What design decisions should I keep in mind?

Your first question is: what will the use of this ADU be for? Is it to house a family member? Or am I using it for additional income? That will start the design process and give you a mental framework for what should be included/not included in the ADU.

Your second question should be: what’s my budget for this project? ADU projects fall into a spectrum of cost vs customize-ability. This is a typical depiction of where a project pans out.


The third (and potentially most important question): What will my jurisdiction allow? If you want to build an ADU for your son returning home with his family, and believe a two-story ADU would best fit their needs, your jurisdiction may have a 16ft height limit – limiting your choices.

What type of ADU is right for me?

In this chapter – we will provide a wide selection of choices for you to choose from when deciding on your ADU. Each type of housing has advantages and disadvantages, some may suit you better than others.

What to choose? Stick Built vs Modular vs Tiny Home vs Panelized

There are essentially four types of ADU’s you can build on your property. Stick built (traditional), Modular, Prefab and Panelized. We’ll take you through each one and give examples so you can compare.

Stick Built (traditional)

This is what most people think of when they think of building any type of residential structure. Stick built simply means you will use wood frame construction (known by most contractors) to build your house. This is easily the most customizable because of the flexibility of the build process, but can be quite labor intensive and expensive as you customize more and more parts of the design.

Stick built can be economical in some cases where awkward property types, conservative planning departments, or pre-approved plan sets allow you to spend less on your build. Customized ADU vendors like CottageADU are a great example of these types of homes.

(c) Cottage ADU


Modular housing (also known as prefabricated housing) is typically built to about 80-90% completion in a factory off-site and then installed and assembled on-site. The main difference between a ‘modular’ home and a manufactured home is that manufactured homes are built to the national HUD code, while modular homes are built to all applicable state and local building codes. California Modular LLC is an example of a modular company with plenty of design choices to choose from when building an ADU.

You can see a great video depicting how a modular home is built here.

Manufactured Housing

Manufactured housing is built off-site in a separate location and then transported on-site to be hooked up to utilities.

You have probably heard about BOXABL – a new player in the space who specializes in small manufactured housing. They have created a new ‘folding’ technique to allow for homes to get assembled “anywhere”. Boxabl , though attractive at the price point, does have issues when it comes to building an ADU. Namely, the machines needed to build this type of housing are usually too big to fit into a typical backyard in California. The installation, transportation, permitting, and solar costs will add up and get much closer to a traditional stick-built ADU then they will tell you. But they are cool!

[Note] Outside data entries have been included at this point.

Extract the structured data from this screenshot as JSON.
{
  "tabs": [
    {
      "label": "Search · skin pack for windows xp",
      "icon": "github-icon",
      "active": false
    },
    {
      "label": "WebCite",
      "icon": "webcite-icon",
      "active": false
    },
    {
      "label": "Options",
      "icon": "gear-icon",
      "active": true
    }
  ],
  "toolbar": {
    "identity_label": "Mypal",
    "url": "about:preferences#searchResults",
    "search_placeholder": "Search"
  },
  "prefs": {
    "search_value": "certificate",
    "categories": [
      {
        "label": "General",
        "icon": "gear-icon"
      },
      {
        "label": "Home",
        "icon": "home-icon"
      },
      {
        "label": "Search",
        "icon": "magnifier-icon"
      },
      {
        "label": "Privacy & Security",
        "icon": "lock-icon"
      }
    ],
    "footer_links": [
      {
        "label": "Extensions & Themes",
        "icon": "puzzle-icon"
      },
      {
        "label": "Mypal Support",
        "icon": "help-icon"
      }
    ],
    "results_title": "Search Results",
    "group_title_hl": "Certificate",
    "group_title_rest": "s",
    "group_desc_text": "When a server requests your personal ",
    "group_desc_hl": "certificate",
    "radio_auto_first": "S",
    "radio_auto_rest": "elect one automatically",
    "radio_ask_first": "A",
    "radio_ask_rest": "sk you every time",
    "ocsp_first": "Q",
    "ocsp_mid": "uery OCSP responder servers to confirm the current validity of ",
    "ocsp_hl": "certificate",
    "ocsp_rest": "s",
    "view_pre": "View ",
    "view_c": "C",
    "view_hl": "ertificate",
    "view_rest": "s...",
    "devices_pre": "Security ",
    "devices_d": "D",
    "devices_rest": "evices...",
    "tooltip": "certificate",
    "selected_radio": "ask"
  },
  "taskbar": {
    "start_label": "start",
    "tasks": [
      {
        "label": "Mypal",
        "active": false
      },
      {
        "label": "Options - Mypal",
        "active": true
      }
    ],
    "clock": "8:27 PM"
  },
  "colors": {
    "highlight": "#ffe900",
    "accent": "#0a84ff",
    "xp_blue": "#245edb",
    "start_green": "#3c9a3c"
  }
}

(c) BOXABL Inc.

Tiny Homes

You could technically have a ‘tiny home’ with any construction technique as long as the home is under 400 square feet. That said, in this article we are only going to focus on Tiny Homes manufactured offsite and then delivered onsite. These tiny homes would also be considered manufacturing housing, however we have included their own section because they can also be put on wheels and certified with the same process as an RV.

You will have to know your planning department to confirm your cities acceptance of tiny homes on wheels, but they can be a viable and affordable alternative to other ADU building methods. The downsides here are apparent: they may not give you the space you’d like to have and they aren’t going to add value to your property. Pacifica Tiny Homes is a great example of a tiny house on wheels builder (who provides ADU’s as well!)

A beautiful example of a tiny home on wheels. (c) Pacifica Tiny Homes


Panelized homes are a new type of ADU being built that uses some modular components along with different materials and on-site assembly methods to bring a substantially lower price to an ADU project.

Panelized Homes use pre-finished SIPs (structurally insulated panels) to finish 60% of the build off-site, then assemble SIPs, install Mechanical, Electrical, Plumbing and Solar on-site in 2-3 weeks to finish the project. This new method significantly reduces labor costs because of the time reduction while significantly increasing the energy efficiency of the home because the panels come insulated with high r-value insulation with little leakage. The downside to this type of construction is that you won’t have all the design flexibility of a traditional stick-built as the panels come pre-fabricated.

Our company, ADU.Works, specializes in panelized ADU’s. You can learn more about the build process here.

Two builders install a SIP home.

In the next chapter, we’re going to look at how to acquire permits for your ADU – we hope to take as much anxiety away from this process as possible. Move on to Chapter 4 here.